And a caveat about upgrading and cultivating donors is that it should not be done by just one or two people in an organization. It's too easy for something to happen to that person, and then an organization can literally fall apart. So, whatever time is spent on upgrading donors, a good deal of it needs to be spent on building a team of volunteer fundraisers, so that the biggest donors meet several people in the group over the course of several years . . . and so that the organization is not dependent on the abilities and services of just one or two people.
One message about having trouble finding time for planning, in among all the daily tasks of answering phones, writing thank-yous, etc. brought several responses, mostly from people who are in similar circumstances and share the frustration.
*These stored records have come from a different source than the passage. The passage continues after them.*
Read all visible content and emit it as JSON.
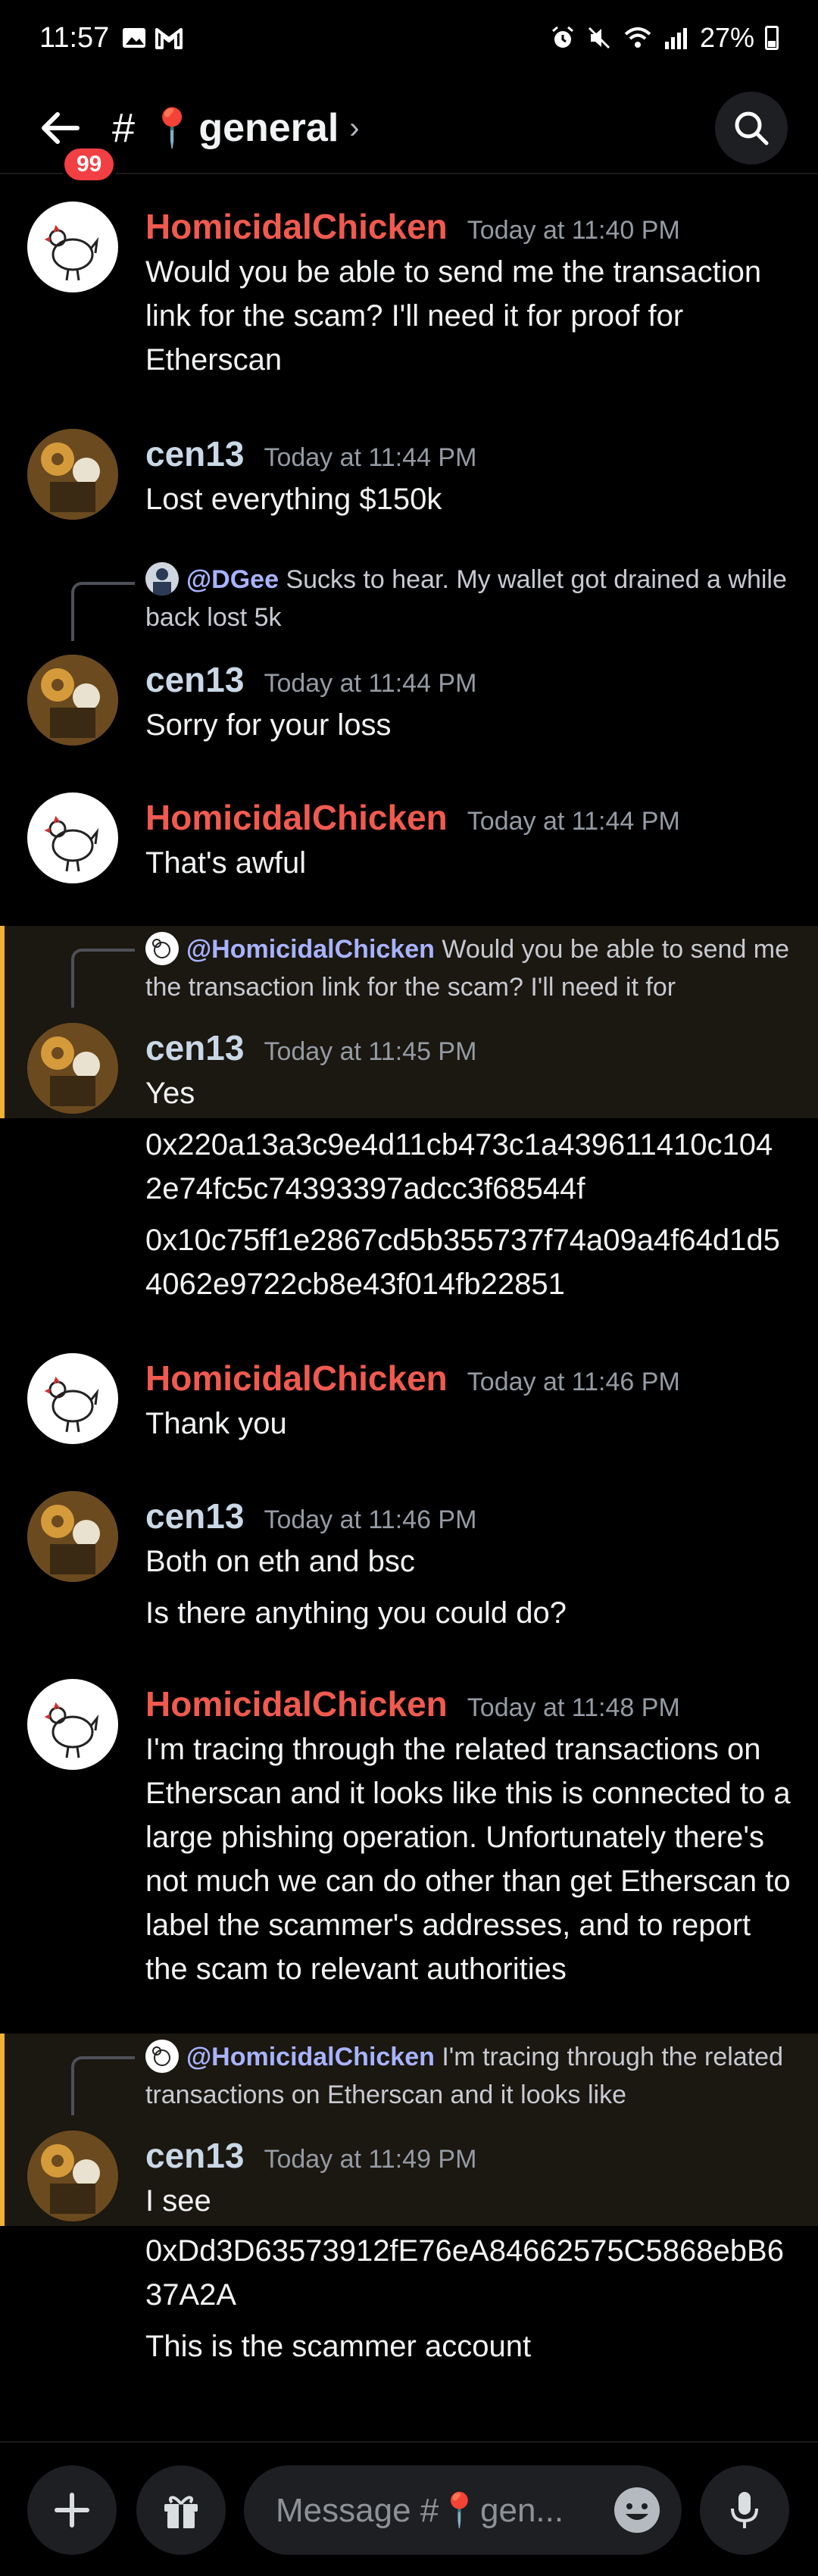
{
  "status": {
    "time": "11:57",
    "battery": "27%"
  },
  "header": {
    "badge": "99",
    "channel": "general",
    "pin": "📍"
  },
  "messages": [
    {
      "author": "HomicidalChicken",
      "time": "Today at 11:40 PM",
      "text": "Would you be able to send me the transaction link for the scam? I'll need it for proof for Etherscan"
    },
    {
      "author": "cen13",
      "time": "Today at 11:44 PM",
      "text": "Lost everything $150k"
    },
    {
      "reply_user": "@DGee",
      "reply_text": "Sucks to hear. My wallet got drained a while back lost 5k",
      "author": "cen13",
      "time": "Today at 11:44 PM",
      "text": "Sorry for your loss"
    },
    {
      "author": "HomicidalChicken",
      "time": "Today at 11:44 PM",
      "text": "That's awful"
    },
    {
      "reply_user": "@HomicidalChicken",
      "reply_text": "Would you be able to send me the transaction link for the scam? I'll need it for",
      "author": "cen13",
      "time": "Today at 11:45 PM",
      "text": "Yes",
      "extra1": "0x220a13a3c9e4d11cb473c1a439611410c1042e74fc5c74393397adcc3f68544f",
      "extra2": "0x10c75ff1e2867cd5b355737f74a09a4f64d1d54062e9722cb8e43f014fb22851"
    },
    {
      "author": "HomicidalChicken",
      "time": "Today at 11:46 PM",
      "text": "Thank you"
    },
    {
      "author": "cen13",
      "time": "Today at 11:46 PM",
      "text": "Both on eth and bsc",
      "extra1": "Is there anything you could do?"
    },
    {
      "author": "HomicidalChicken",
      "time": "Today at 11:48 PM",
      "text": "I'm tracing through the related transactions on Etherscan and it looks like this is connected to a large phishing operation. Unfortunately there's not much we can do other than get Etherscan to label the scammer's addresses, and to report the scam to relevant authorities"
    },
    {
      "reply_user": "@HomicidalChicken",
      "reply_text": "I'm tracing through the related transactions on Etherscan and it looks like",
      "author": "cen13",
      "time": "Today at 11:49 PM",
      "text": "I see",
      "extra1": "0xDd3D63573912fE76eA84662575C5868ebB637A2A",
      "extra2": "This is the scammer account"
    }
  ],
  "composer": {
    "placeholder": "Message #📍gen..."
  }
}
One writer said that breaking her ankle gave her a month of time at home, during which time she caught up on six months of planning and long-term work that she'd never have gotten to at the office! There were no good, clear-cut, easy answers to this problem . . . one writer suggests that an attitude of "activity involvement discipline" can help: ask yourself throughout the day as you go from activity to activity "will this activity create dollars for my organization on either a long-term or short-term basis?" This will create an environment for both staff and donors which will encourage and facilitate giving.
In response to a question, Kim had some good ideas for someone starting a job as development director for an organization: "first, make sure the organization has fundraising goals. Then, get to know the long-time donors (how many? how many have given for five years or more? how many are known personally to the executive director or board members?) and board members . . . use your ignorance to advantage, and ask questions like 'what are the most important things we are doing now?' , and 'what would you like to see out of the development office?', and 'how can I help you do your job as board member?' .
Another question brought up the issue of development staff wearing too many hats, and not being taken seriously/respectfully by others in the organization. Kim's response: ". . . fundraising involves huge amounts of responsibility and little authority. . . .little room for input to management. Yet the donors and funders will have questions that the development office will often have to answer. It is in this paradox that some of the not taking fundraising planning seriously happens. One way to get planning to be taken seriously is to not do it for awhile, and watch income sink. Then the organization starts asking questions: what's the plan? What are YOU going to do? -- I'm not recommending this strategy, though it does happen sometimes.
What to do?
One participant gave a good example of how planning worked for her. In developing a single "look and feel" for publicity materials, planning to create basic materials, including a folder, and then varying pieces for the inside, which can be changed easily and printed on the in-house laser printer. This allows for flexibility, while retaining consistency, and saving time and money. While planning this project, with several staff people from different branches of the organization, it became clear immediately that making the overall decisions, and then keeping that big picture very much in mind, was vital. . . . that before small decisions could be made (can each department have different wording on their folders?), the large ones needed to be made, and kept (no, not on our budget). Then, having the big picture firmly in mind, solutions to the small questions could be found (use clear laser labels to add a custom message to the folder for each department) that allow both big picture needs and smaller ones to be met.